The second tool I like to employ is effectively labeling and communicating my feelings. As you watch your team lead operate, you’re going to have feelings about the paths they pursue and the decisions they make. Your hair may stand on end. Your brow may furrow. Your heart may quicken. Instead of repressing those sensations and hoping for the best, I’ve found that I’m often better served by finding constructive ways of expressing myself. Remember that you occupy the seat of power and by opening up, you’re giving your lead a way to manage up to you. You could approach conversations with, ‘It makes me nervous that half your team is going on vacation at the same time. How are you feeling about it?’ ‘I’m afraid we’re building the wrong solution. What’s giving you confidence that this is the right path?’ These kinds of statements are openings for conversations that allow you and your team lead to bring your respective contexts into alignment. And the closer you can align your contexts together, the higher the likelihood of success.
With the peaks come the valleys

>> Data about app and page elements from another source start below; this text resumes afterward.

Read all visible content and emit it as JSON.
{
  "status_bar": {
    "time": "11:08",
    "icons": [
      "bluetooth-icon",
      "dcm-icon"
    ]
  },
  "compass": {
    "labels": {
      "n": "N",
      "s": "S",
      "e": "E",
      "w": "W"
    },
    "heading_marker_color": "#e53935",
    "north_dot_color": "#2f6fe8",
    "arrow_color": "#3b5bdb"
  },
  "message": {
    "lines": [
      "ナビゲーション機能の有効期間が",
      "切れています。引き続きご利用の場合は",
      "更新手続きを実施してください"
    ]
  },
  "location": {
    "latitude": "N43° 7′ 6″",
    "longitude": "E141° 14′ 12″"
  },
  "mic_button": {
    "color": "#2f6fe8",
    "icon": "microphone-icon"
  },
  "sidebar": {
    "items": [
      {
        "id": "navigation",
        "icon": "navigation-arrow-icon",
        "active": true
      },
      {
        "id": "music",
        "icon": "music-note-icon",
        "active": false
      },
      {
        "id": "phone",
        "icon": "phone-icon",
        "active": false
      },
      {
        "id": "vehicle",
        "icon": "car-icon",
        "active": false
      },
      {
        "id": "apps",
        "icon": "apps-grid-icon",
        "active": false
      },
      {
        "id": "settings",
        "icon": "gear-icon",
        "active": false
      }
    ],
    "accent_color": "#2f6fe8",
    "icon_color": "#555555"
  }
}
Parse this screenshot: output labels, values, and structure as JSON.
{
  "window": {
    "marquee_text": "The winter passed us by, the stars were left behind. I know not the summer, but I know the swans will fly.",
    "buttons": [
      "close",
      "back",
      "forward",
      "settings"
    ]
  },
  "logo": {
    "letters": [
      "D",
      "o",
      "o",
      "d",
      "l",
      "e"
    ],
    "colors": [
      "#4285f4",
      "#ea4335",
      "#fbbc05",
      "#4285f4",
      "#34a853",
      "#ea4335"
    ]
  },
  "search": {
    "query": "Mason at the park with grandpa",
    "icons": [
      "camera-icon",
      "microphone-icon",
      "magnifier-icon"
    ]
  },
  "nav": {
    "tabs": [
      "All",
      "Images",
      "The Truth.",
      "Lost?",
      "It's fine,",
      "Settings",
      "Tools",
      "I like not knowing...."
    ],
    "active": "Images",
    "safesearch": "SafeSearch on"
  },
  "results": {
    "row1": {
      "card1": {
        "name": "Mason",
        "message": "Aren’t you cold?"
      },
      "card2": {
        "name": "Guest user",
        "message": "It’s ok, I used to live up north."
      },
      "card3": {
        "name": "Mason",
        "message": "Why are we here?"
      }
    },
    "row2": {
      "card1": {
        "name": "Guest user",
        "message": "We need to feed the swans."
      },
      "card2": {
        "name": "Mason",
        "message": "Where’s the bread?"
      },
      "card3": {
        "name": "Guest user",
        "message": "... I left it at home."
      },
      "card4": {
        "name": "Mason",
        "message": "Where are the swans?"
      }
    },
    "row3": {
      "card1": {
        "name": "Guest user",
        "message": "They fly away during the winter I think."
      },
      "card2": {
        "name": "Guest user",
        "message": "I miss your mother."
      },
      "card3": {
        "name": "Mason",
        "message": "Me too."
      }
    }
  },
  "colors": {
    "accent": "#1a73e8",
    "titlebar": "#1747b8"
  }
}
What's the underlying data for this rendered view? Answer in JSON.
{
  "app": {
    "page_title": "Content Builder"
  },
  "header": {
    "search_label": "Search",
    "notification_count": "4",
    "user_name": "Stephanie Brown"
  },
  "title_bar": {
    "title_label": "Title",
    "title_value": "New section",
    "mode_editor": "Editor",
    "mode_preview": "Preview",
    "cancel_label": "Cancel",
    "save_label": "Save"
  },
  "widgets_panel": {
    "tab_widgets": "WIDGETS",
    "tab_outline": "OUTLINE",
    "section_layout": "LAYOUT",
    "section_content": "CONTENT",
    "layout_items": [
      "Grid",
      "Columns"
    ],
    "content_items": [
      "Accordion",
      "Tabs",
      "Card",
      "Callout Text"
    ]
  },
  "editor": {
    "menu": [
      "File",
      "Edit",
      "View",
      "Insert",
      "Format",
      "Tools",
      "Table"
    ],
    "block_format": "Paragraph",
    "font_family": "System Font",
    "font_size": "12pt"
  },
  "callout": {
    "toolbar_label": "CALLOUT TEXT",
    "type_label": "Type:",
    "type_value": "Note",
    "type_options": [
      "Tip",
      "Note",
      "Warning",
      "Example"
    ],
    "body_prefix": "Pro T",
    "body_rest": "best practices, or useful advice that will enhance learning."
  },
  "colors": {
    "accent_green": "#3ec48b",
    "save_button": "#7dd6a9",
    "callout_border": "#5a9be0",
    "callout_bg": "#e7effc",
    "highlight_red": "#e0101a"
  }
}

When delegation works well, it’s a phenomenal feeling. The work gets done, the business benefits, and you didn’t have to do much of anything! But we should acknowledge that not every delegated task will end successfully, and when failure happens, this is when we need to really be mindful of our lizard brains. Failure has a tendency to amplify othering behaviors; there is an instinctual urge to draw a distinction between our self-image as winners with the losers who have failed, and one data point suddenly becomes representative of the entirety of that employee’s work product.
As leaders, it’s our job to help folks pick up the pieces. In my experience, most folks already feel bad when they fail, and treating them as an outcast is not productive. It’s easy to have someone’s back when they are doing a fantastic job, but the true test of a manager’s support is finding ways to express confidence and trust through the peaks and the valleys.
Every leader reaches a point in their career where their old toolset is no longer sufficient to meet the needs of their new role. For me, my default tool was being able to out-horsepower any problem thrown my way. That tool worked brilliantly until it didn’t. Waking up one day on the wrong side of burnout, I realized that even if I doubled my work capacity, I’d still be underwater.
Learning how to delegate at that time was scary, but it proved to be so worthwhile. Handing off work not only provided growth opportunities for my team, but also allowed me the time and headspace to develop the skills I needed to be effective in my new role. From mapping out longer-term goals, to providing more support to my manager and peers, learning to delegate was a step function in my ability to lead. And with some of these tools, I hope it can be the same for you.